Censorship to force fans to buy the Blu-rays. High cost of Blu-rays. Frustrations with streaming sites.
I’d file all of these under “bad business models anime studios can’t easily get away from.” The primary way anime studios make money in Japan is to sell Blu-rays to the loyal domestic fans that form the backbone of the industry, on whose backs we all perch. While some shows like Osomatsu-san or Kemono Friends sell tens of thousands of discs netting millions of dollars, other quality shows like Scum’s Wish sell poorly, resulting in a loss for the studio. One way to raise Blu-ray sales is to censor broadcast episodes to get fans to buy the uncensored Blu-rays. American companies like Netflix and Amazon Prime are becoming increasingly important, providing funding in exchange for exclusive streaming rights.
(The best way for you to help the anime industry is, import Blu-rays if there are shows you specifically want to support, and consider getting a streaming account to Netflix/Amazon Strike/Crunchyroll, if available in your country.)
Elitist fans who insist their opinions are the only valid ones.
Yes, it’s easy to find yourself organizing with others around a certain viewpoint, and pushing back against different groups. Anime should never be taken so seriously. If you encounter a fan who doesn’t know about anime as you, help him learn by recommending shows to watch rather than mocking his Naruto headband.
Waifuwars. Shipwars. Sub vs Dub wars.
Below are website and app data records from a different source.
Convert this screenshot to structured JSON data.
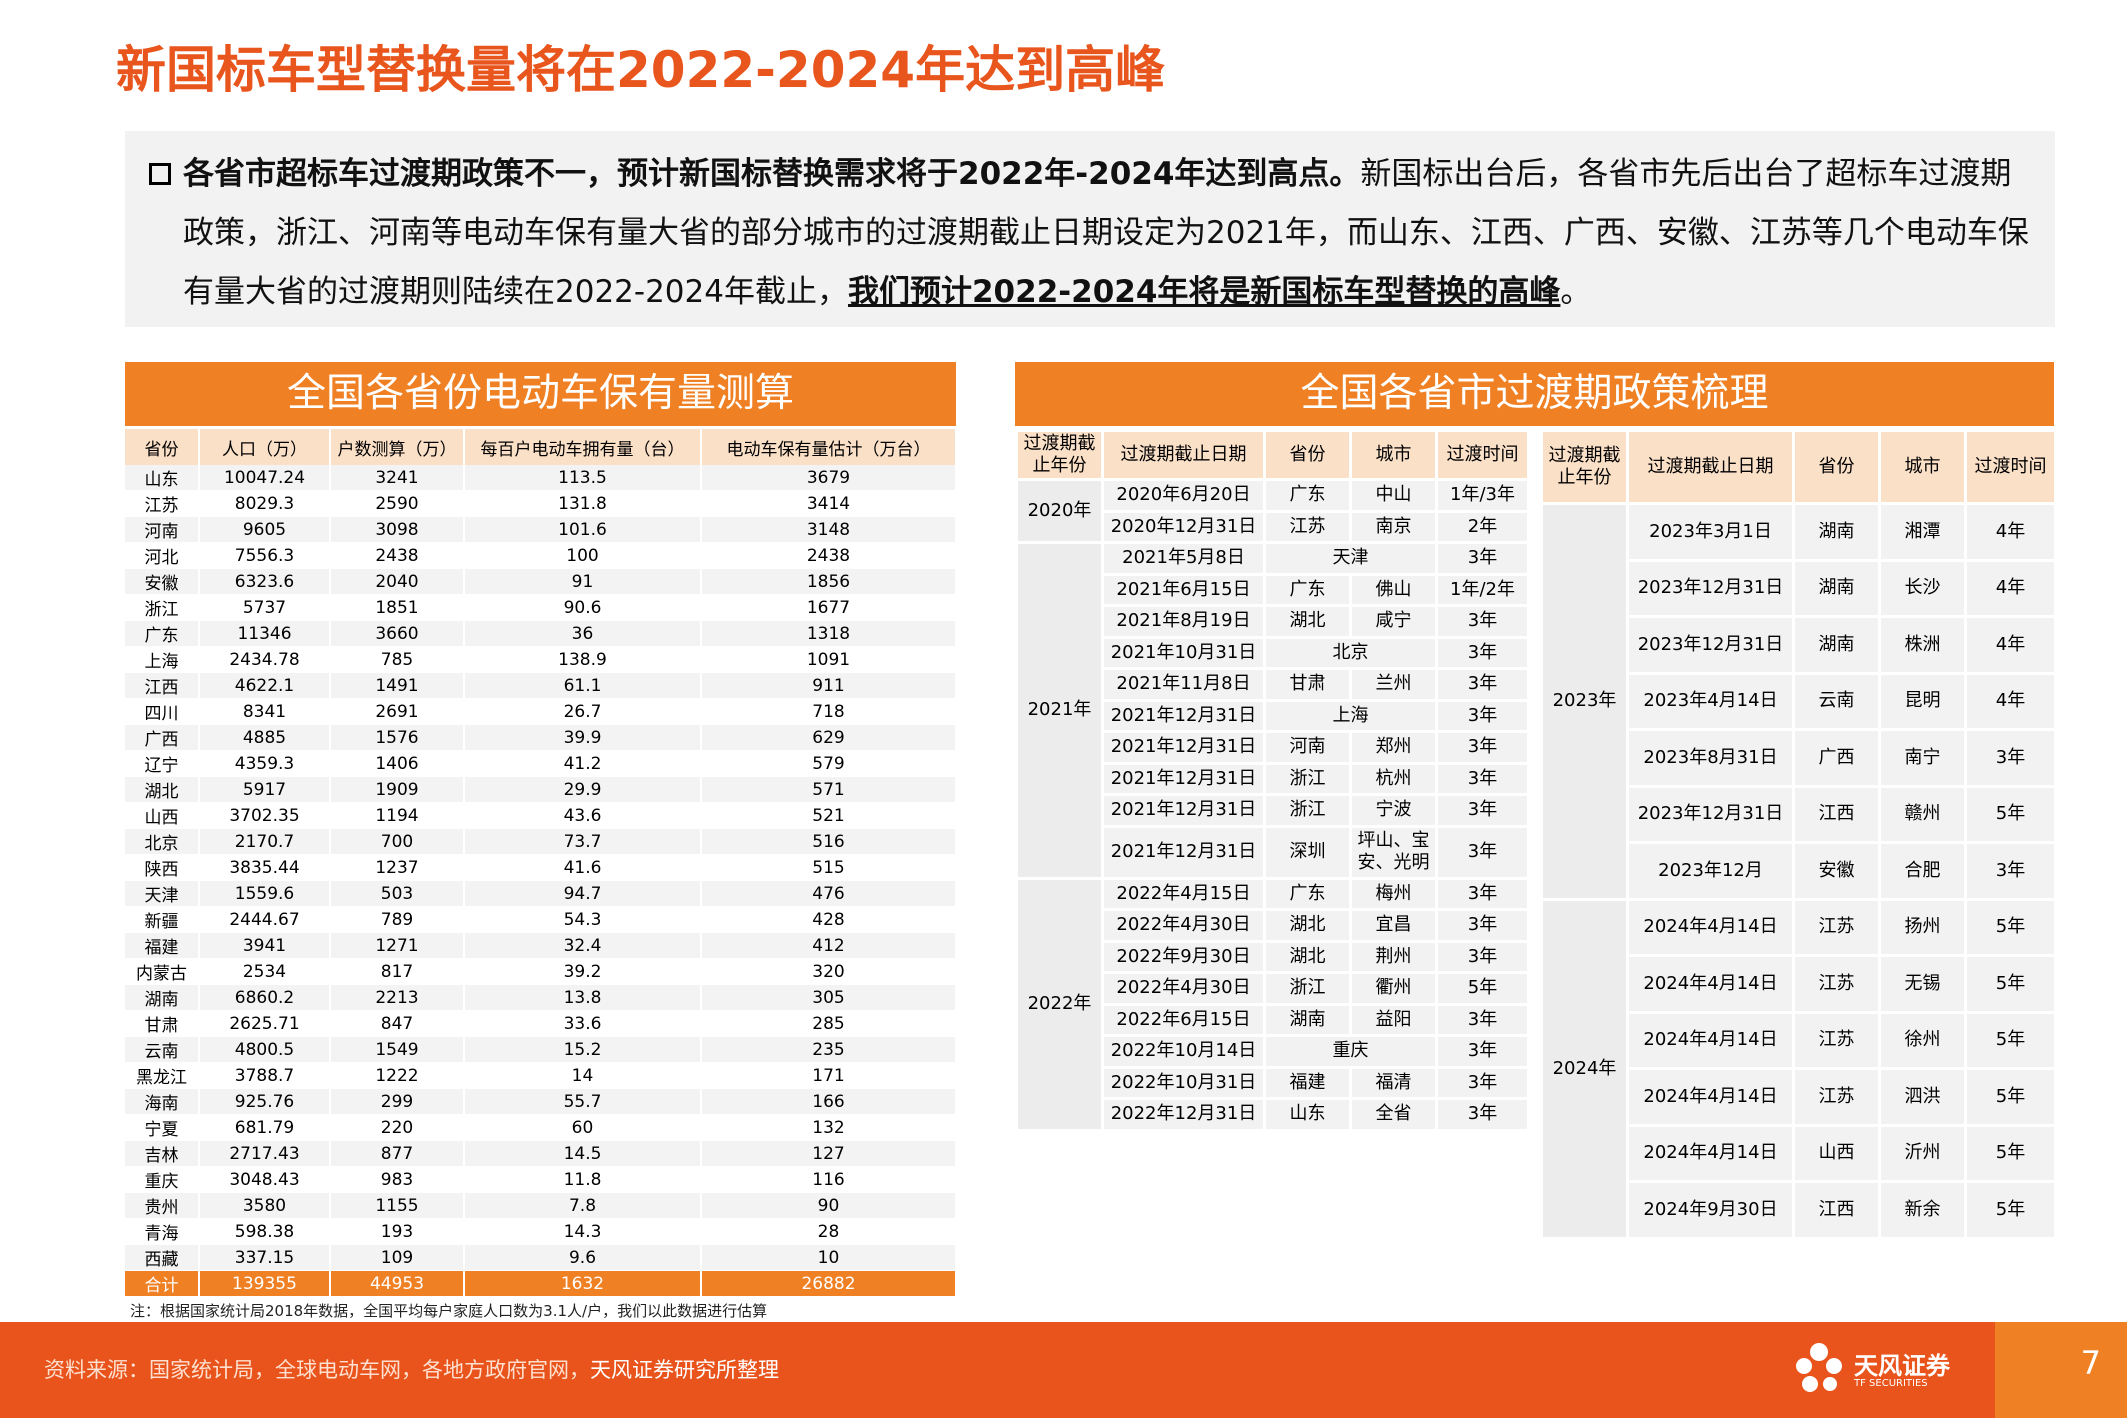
{
  "title": "新国标车型替换量将在2022-2024年达到高峰",
  "intro": {
    "bold": "各省市超标车过渡期政策不一，预计新国标替换需求将于2022年-2024年达到高点。",
    "text": "新国标出台后，各省市先后出台了超标车过渡期政策，浙江、河南等电动车保有量大省的部分城市的过渡期截止日期设定为2021年，而山东、江西、广西、安徽、江苏等几个电动车保有量大省的过渡期则陆续在2022-2024年截止，",
    "underline": "我们预计2022-2024年将是新国标车型替换的高峰",
    "end": "。"
  },
  "left": {
    "banner": "全国各省份电动车保有量测算",
    "headers": [
      "省份",
      "人口（万）",
      "户数测算（万）",
      "每百户电动车拥有量（台）",
      "电动车保有量估计（万台）"
    ],
    "rows": [
      [
        "山东",
        "10047.24",
        "3241",
        "113.5",
        "3679"
      ],
      [
        "江苏",
        "8029.3",
        "2590",
        "131.8",
        "3414"
      ],
      [
        "河南",
        "9605",
        "3098",
        "101.6",
        "3148"
      ],
      [
        "河北",
        "7556.3",
        "2438",
        "100",
        "2438"
      ],
      [
        "安徽",
        "6323.6",
        "2040",
        "91",
        "1856"
      ],
      [
        "浙江",
        "5737",
        "1851",
        "90.6",
        "1677"
      ],
      [
        "广东",
        "11346",
        "3660",
        "36",
        "1318"
      ],
      [
        "上海",
        "2434.78",
        "785",
        "138.9",
        "1091"
      ],
      [
        "江西",
        "4622.1",
        "1491",
        "61.1",
        "911"
      ],
      [
        "四川",
        "8341",
        "2691",
        "26.7",
        "718"
      ],
      [
        "广西",
        "4885",
        "1576",
        "39.9",
        "629"
      ],
      [
        "辽宁",
        "4359.3",
        "1406",
        "41.2",
        "579"
      ],
      [
        "湖北",
        "5917",
        "1909",
        "29.9",
        "571"
      ],
      [
        "山西",
        "3702.35",
        "1194",
        "43.6",
        "521"
      ],
      [
        "北京",
        "2170.7",
        "700",
        "73.7",
        "516"
      ],
      [
        "陕西",
        "3835.44",
        "1237",
        "41.6",
        "515"
      ],
      [
        "天津",
        "1559.6",
        "503",
        "94.7",
        "476"
      ],
      [
        "新疆",
        "2444.67",
        "789",
        "54.3",
        "428"
      ],
      [
        "福建",
        "3941",
        "1271",
        "32.4",
        "412"
      ],
      [
        "内蒙古",
        "2534",
        "817",
        "39.2",
        "320"
      ],
      [
        "湖南",
        "6860.2",
        "2213",
        "13.8",
        "305"
      ],
      [
        "甘肃",
        "2625.71",
        "847",
        "33.6",
        "285"
      ],
      [
        "云南",
        "4800.5",
        "1549",
        "15.2",
        "235"
      ],
      [
        "黑龙江",
        "3788.7",
        "1222",
        "14",
        "171"
      ],
      [
        "海南",
        "925.76",
        "299",
        "55.7",
        "166"
      ],
      [
        "宁夏",
        "681.79",
        "220",
        "60",
        "132"
      ],
      [
        "吉林",
        "2717.43",
        "877",
        "14.5",
        "127"
      ],
      [
        "重庆",
        "3048.43",
        "983",
        "11.8",
        "116"
      ],
      [
        "贵州",
        "3580",
        "1155",
        "7.8",
        "90"
      ],
      [
        "青海",
        "598.38",
        "193",
        "14.3",
        "28"
      ],
      [
        "西藏",
        "337.15",
        "109",
        "9.6",
        "10"
      ]
    ],
    "total": [
      "合计",
      "139355",
      "44953",
      "1632",
      "26882"
    ],
    "note": "注：根据国家统计局2018年数据，全国平均每户家庭人口数为3.1人/户，我们以此数据进行估算"
  },
  "right": {
    "banner": "全国各省市过渡期政策梳理",
    "headers": [
      "过渡期截止年份",
      "过渡期截止日期",
      "省份",
      "城市",
      "过渡时间"
    ],
    "groupA": [
      {
        "year": "2020年",
        "items": [
          [
            "2020年6月20日",
            "广东",
            "中山",
            "1年/3年"
          ],
          [
            "2020年12月31日",
            "江苏",
            "南京",
            "2年"
          ]
        ]
      },
      {
        "year": "2021年",
        "items": [
          [
            "2021年5月8日",
            "天津",
            "",
            "3年"
          ],
          [
            "2021年6月15日",
            "广东",
            "佛山",
            "1年/2年"
          ],
          [
            "2021年8月19日",
            "湖北",
            "咸宁",
            "3年"
          ],
          [
            "2021年10月31日",
            "北京",
            "",
            "3年"
          ],
          [
            "2021年11月8日",
            "甘肃",
            "兰州",
            "3年"
          ],
          [
            "2021年12月31日",
            "上海",
            "",
            "3年"
          ],
          [
            "2021年12月31日",
            "河南",
            "郑州",
            "3年"
          ],
          [
            "2021年12月31日",
            "浙江",
            "杭州",
            "3年"
          ],
          [
            "2021年12月31日",
            "浙江",
            "宁波",
            "3年"
          ],
          [
            "2021年12月31日",
            "深圳",
            "坪山、宝安、光明",
            "3年"
          ]
        ]
      },
      {
        "year": "2022年",
        "items": [
          [
            "2022年4月15日",
            "广东",
            "梅州",
            "3年"
          ],
          [
            "2022年4月30日",
            "湖北",
            "宜昌",
            "3年"
          ],
          [
            "2022年9月30日",
            "湖北",
            "荆州",
            "3年"
          ],
          [
            "2022年4月30日",
            "浙江",
            "衢州",
            "5年"
          ],
          [
            "2022年6月15日",
            "湖南",
            "益阳",
            "3年"
          ],
          [
            "2022年10月14日",
            "重庆",
            "",
            "3年"
          ],
          [
            "2022年10月31日",
            "福建",
            "福清",
            "3年"
          ],
          [
            "2022年12月31日",
            "山东",
            "全省",
            "3年"
          ]
        ]
      }
    ],
    "groupB": [
      {
        "year": "2023年",
        "items": [
          [
            "2023年3月1日",
            "湖南",
            "湘潭",
            "4年"
          ],
          [
            "2023年12月31日",
            "湖南",
            "长沙",
            "4年"
          ],
          [
            "2023年12月31日",
            "湖南",
            "株洲",
            "4年"
          ],
          [
            "2023年4月14日",
            "云南",
            "昆明",
            "4年"
          ],
          [
            "2023年8月31日",
            "广西",
            "南宁",
            "3年"
          ],
          [
            "2023年12月31日",
            "江西",
            "赣州",
            "5年"
          ],
          [
            "2023年12月",
            "安徽",
            "合肥",
            "3年"
          ]
        ]
      },
      {
        "year": "2024年",
        "items": [
          [
            "2024年4月14日",
            "江苏",
            "扬州",
            "5年"
          ],
          [
            "2024年4月14日",
            "江苏",
            "无锡",
            "5年"
          ],
          [
            "2024年4月14日",
            "江苏",
            "徐州",
            "5年"
          ],
          [
            "2024年4月14日",
            "江苏",
            "泗洪",
            "5年"
          ],
          [
            "2024年4月14日",
            "山西",
            "沂州",
            "5年"
          ],
          [
            "2024年9月30日",
            "江西",
            "新余",
            "5年"
          ]
        ]
      }
    ]
  },
  "footer": {
    "source": "资料来源：国家统计局，全球电动车网，各地方政府官网，",
    "source_strong": "天风证券研究所整理",
    "logo_name": "天风证券",
    "logo_sub": "TF SECURITIES",
    "page": "7"
  }
}
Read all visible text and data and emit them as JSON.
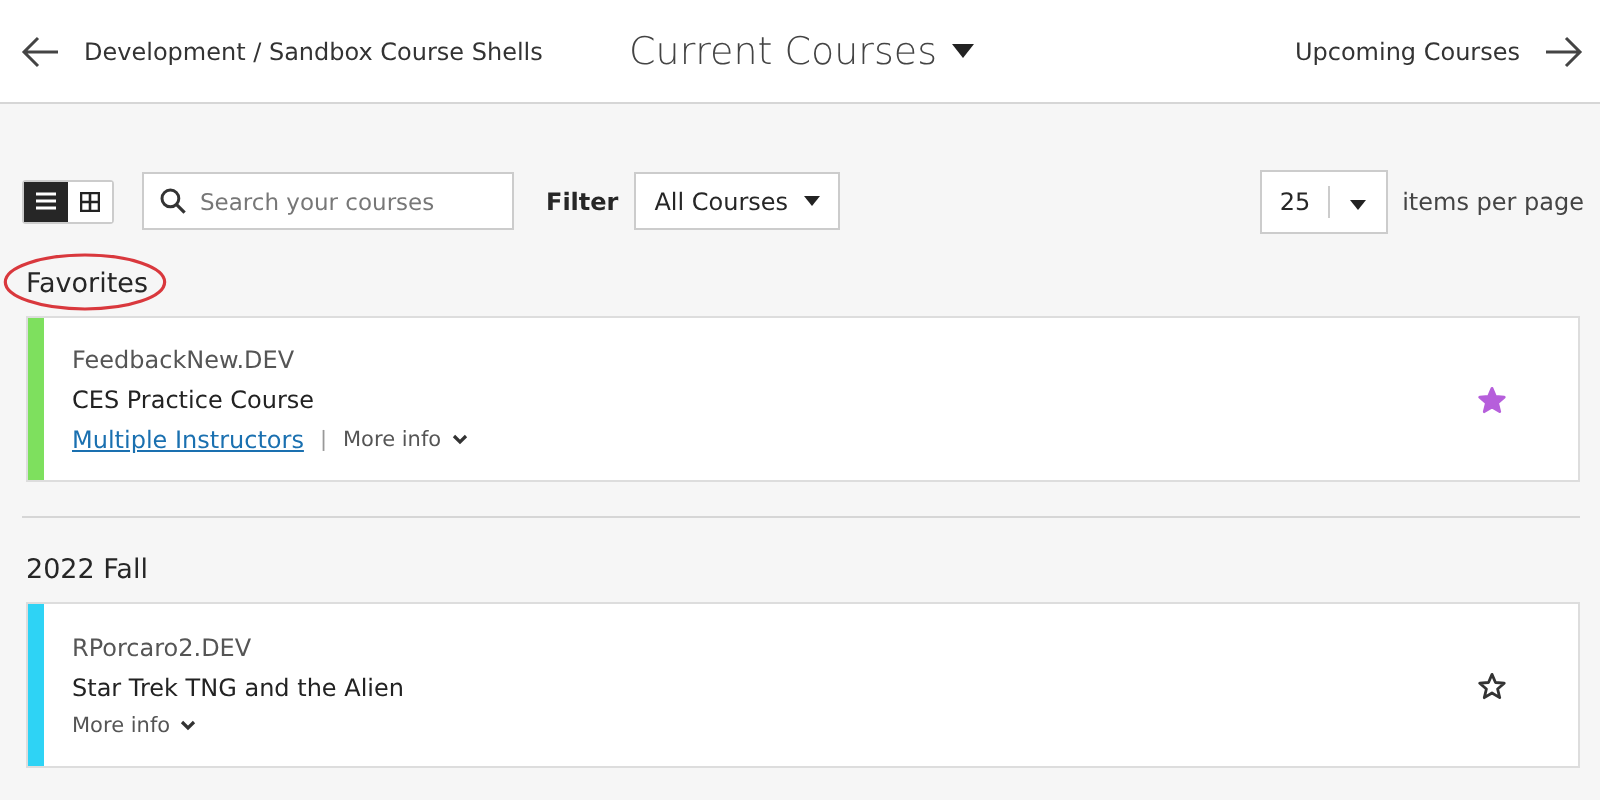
{
  "header": {
    "back_label": "Development / Sandbox Course Shells",
    "title": "Current Courses",
    "next_label": "Upcoming Courses"
  },
  "toolbar": {
    "views": [
      {
        "kind": "list",
        "selected": true
      },
      {
        "kind": "grid",
        "selected": false
      }
    ],
    "search": {
      "placeholder": "Search your courses"
    },
    "filter_label": "Filter",
    "filter_value": "All Courses",
    "page_size": "25",
    "page_size_label": "items per page"
  },
  "sections": [
    {
      "heading": "Favorites",
      "circled": true,
      "courses": [
        {
          "code": "FeedbackNew.DEV",
          "title": "CES Practice Course",
          "instructors": "Multiple Instructors",
          "separator": "|",
          "more_info": "More info",
          "favorite": true,
          "color": "#7ee05e"
        }
      ]
    },
    {
      "heading": "2022 Fall",
      "circled": false,
      "courses": [
        {
          "code": "RPorcaro2.DEV",
          "title": "Star Trek TNG and the Alien",
          "more_info": "More info",
          "favorite": false,
          "color": "#2ed3f5"
        }
      ]
    }
  ]
}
Sometimes debates about which waifu is “best grill” or which girl will claim Kou’s heart can become quite negative. Fans should be respectful of each other’s views and make sure to have fun in any debate. “Purists” who prefer subtitles should likewise understand that many fans enjoy dubbed anime for various reasons.
Anyone who thinks because something isn’t to their taste, no one should enjoy it.
Definitely my #1 pet peeve. Anime isn’t really a single fandom, but a “big tent” that contains a lot of smaller fandom groups, who connect and have fun with each other. Having that much diversity and choice is what makes anime such an enjoyable thing to be a part of. Whenever I encounter a group that’s sometimes criticized by other fans — Bronies, Furries and kigurumi enthusiasts come to mind — I make sure to give them respect for their passion.
People who ask “what anime?” on social media even when it’s right there in the post.
It’s fun to be an otaku and fill your room with cool anime stuff. Today we’ve added some awesome ecchi wall scrolls and other otaku-approved products that will add just the right touch to your walls and make your otaku cave even more fun to stretch out in. Browse now!